_ACTIVITY_:
The whole listing below is to be output exactly, with no line skipped.

_DATASET ENTRIES_:
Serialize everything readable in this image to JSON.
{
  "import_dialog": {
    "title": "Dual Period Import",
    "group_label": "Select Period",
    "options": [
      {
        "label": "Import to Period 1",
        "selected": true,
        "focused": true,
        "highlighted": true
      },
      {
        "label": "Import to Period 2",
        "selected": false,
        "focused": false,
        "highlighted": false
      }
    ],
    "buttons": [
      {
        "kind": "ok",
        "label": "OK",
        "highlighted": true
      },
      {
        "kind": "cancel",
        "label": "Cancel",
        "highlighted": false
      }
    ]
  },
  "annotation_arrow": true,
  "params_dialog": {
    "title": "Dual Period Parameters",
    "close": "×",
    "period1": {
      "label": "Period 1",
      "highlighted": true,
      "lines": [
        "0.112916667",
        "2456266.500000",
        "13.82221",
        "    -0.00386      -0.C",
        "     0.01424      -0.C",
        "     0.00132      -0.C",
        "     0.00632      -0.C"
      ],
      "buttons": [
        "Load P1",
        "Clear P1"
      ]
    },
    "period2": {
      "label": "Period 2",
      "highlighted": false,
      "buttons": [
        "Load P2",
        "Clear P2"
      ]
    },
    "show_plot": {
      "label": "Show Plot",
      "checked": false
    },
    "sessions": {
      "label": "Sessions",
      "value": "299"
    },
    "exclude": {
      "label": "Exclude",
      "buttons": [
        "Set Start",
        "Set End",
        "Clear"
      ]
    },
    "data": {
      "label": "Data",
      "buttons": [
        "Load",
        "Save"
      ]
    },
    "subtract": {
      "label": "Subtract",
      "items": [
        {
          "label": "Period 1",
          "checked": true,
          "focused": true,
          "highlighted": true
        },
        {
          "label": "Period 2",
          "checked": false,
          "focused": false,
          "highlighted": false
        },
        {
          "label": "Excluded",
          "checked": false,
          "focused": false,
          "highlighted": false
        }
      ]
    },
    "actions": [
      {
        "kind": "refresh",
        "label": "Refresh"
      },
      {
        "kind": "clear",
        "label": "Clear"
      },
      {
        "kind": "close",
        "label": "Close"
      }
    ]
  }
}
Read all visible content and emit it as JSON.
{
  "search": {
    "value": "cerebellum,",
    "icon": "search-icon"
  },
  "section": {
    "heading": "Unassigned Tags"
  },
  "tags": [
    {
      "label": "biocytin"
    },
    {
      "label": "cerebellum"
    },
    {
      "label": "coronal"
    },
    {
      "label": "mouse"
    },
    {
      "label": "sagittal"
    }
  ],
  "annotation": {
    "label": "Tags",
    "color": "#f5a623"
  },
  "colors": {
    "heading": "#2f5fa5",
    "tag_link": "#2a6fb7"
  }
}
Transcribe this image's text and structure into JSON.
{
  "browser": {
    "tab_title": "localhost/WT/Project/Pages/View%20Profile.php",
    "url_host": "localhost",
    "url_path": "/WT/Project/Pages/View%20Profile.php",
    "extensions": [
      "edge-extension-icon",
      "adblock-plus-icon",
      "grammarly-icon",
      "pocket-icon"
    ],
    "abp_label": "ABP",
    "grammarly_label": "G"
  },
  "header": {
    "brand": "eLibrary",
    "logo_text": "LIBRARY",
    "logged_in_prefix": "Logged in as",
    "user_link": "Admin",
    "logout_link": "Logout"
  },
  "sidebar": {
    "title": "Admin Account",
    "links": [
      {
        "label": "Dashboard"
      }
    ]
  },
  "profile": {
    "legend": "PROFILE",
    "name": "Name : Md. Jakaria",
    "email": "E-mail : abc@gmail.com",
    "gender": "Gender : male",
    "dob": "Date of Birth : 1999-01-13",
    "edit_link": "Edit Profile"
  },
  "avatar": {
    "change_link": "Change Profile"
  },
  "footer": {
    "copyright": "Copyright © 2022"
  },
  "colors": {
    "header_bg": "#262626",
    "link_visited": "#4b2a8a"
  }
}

_ANSWER BELOW_:
Serialize everything readable in this image to JSON.
{
  "import_dialog": {
    "title": "Dual Period Import",
    "group_label": "Select Period",
    "options": [
      {
        "label": "Import to Period 1",
        "selected": true,
        "focused": true,
        "highlighted": true
      },
      {
        "label": "Import to Period 2",
        "selected": false,
        "focused": false,
        "highlighted": false
      }
    ],
    "buttons": [
      {
        "kind": "ok",
        "label": "OK",
        "highlighted": true
      },
      {
        "kind": "cancel",
        "label": "Cancel",
        "highlighted": false
      }
    ]
  },
  "annotation_arrow": true,
  "params_dialog": {
    "title": "Dual Period Parameters",
    "close": "×",
    "period1": {
      "label": "Period 1",
      "highlighted": true,
      "lines": [
        "0.112916667",
        "2456266.500000",
        "13.82221",
        "    -0.00386      -0.C",
        "     0.01424      -0.C",
        "     0.00132      -0.C",
        "     0.00632      -0.C"
      ],
      "buttons": [
        "Load P1",
        "Clear P1"
      ]
    },
    "period2": {
      "label": "Period 2",
      "highlighted": false,
      "buttons": [
        "Load P2",
        "Clear P2"
      ]
    },
    "show_plot": {
      "label": "Show Plot",
      "checked": false
    },
    "sessions": {
      "label": "Sessions",
      "value": "299"
    },
    "exclude": {
      "label": "Exclude",
      "buttons": [
        "Set Start",
        "Set End",
        "Clear"
      ]
    },
    "data": {
      "label": "Data",
      "buttons": [
        "Load",
        "Save"
      ]
    },
    "subtract": {
      "label": "Subtract",
      "items": [
        {
          "label": "Period 1",
          "checked": true,
          "focused": true,
          "highlighted": true
        },
        {
          "label": "Period 2",
          "checked": false,
          "focused": false,
          "highlighted": false
        },
        {
          "label": "Excluded",
          "checked": false,
          "focused": false,
          "highlighted": false
        }
      ]
    },
    "actions": [
      {
        "kind": "refresh",
        "label": "Refresh"
      },
      {
        "kind": "clear",
        "label": "Clear"
      },
      {
        "kind": "close",
        "label": "Close"
      }
    ]
  }
}
Read all visible content and emit it as JSON.
{
  "search": {
    "value": "cerebellum,",
    "icon": "search-icon"
  },
  "section": {
    "heading": "Unassigned Tags"
  },
  "tags": [
    {
      "label": "biocytin"
    },
    {
      "label": "cerebellum"
    },
    {
      "label": "coronal"
    },
    {
      "label": "mouse"
    },
    {
      "label": "sagittal"
    }
  ],
  "annotation": {
    "label": "Tags",
    "color": "#f5a623"
  },
  "colors": {
    "heading": "#2f5fa5",
    "tag_link": "#2a6fb7"
  }
}
Transcribe this image's text and structure into JSON.
{
  "browser": {
    "tab_title": "localhost/WT/Project/Pages/View%20Profile.php",
    "url_host": "localhost",
    "url_path": "/WT/Project/Pages/View%20Profile.php",
    "extensions": [
      "edge-extension-icon",
      "adblock-plus-icon",
      "grammarly-icon",
      "pocket-icon"
    ],
    "abp_label": "ABP",
    "grammarly_label": "G"
  },
  "header": {
    "brand": "eLibrary",
    "logo_text": "LIBRARY",
    "logged_in_prefix": "Logged in as",
    "user_link": "Admin",
    "logout_link": "Logout"
  },
  "sidebar": {
    "title": "Admin Account",
    "links": [
      {
        "label": "Dashboard"
      }
    ]
  },
  "profile": {
    "legend": "PROFILE",
    "name": "Name : Md. Jakaria",
    "email": "E-mail : abc@gmail.com",
    "gender": "Gender : male",
    "dob": "Date of Birth : 1999-01-13",
    "edit_link": "Edit Profile"
  },
  "avatar": {
    "change_link": "Change Profile"
  },
  "footer": {
    "copyright": "Copyright © 2022"
  },
  "colors": {
    "header_bg": "#262626",
    "link_visited": "#4b2a8a"
  }
}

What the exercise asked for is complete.